When a person holds his breath in for too long, the amount of carbon dioxide in his body begins to accumulate, according to The Science Creative Quarterly. He may start feeling a burning sensation in his lungs.
When the level of carbon dioxide becomes too high, painful contractions begin in the ribs and in the diaphragm. The pain is a signal that the person needs to exhale. The body and brain start to suffer from a lack of oxygen. The critical line refers to the moment when a person accumulates so much carbon dioxide in his body that he begins to feel pain. Hyperventilating is one way to delay the critical line moment, but hyperventilating is also dangerous, notes The Science Creative Quarterly. Hyperventilation can result in unconsciousness because it undermines the body's signals to breathe.

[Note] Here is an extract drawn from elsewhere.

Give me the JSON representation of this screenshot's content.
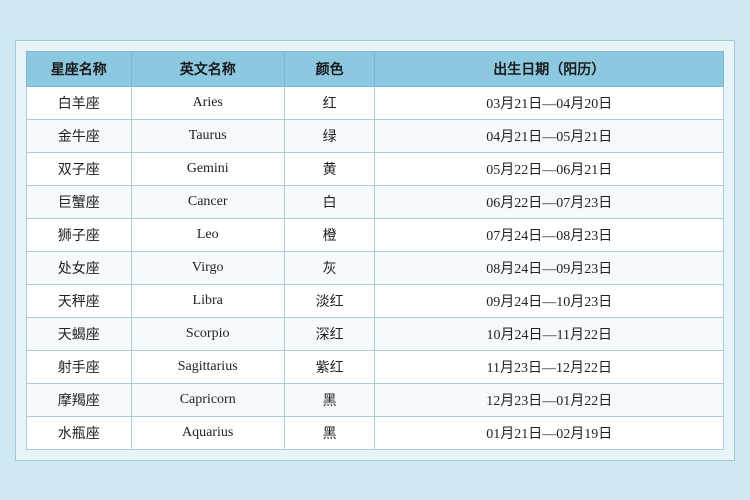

The effects of breath holding on the brain are not yet clear, according to The New York Times. Scientists from the University of Queensland conducted neuropsychological tests on free divers to examine the way their brains behaved compared to people who did not free dive. They found that the free divers' brains responded normally in visual, language and recall tests. A SPECT brain scan showed some abnormalities in five free divers' brains, but scientists were uncertain of the significance of the findings.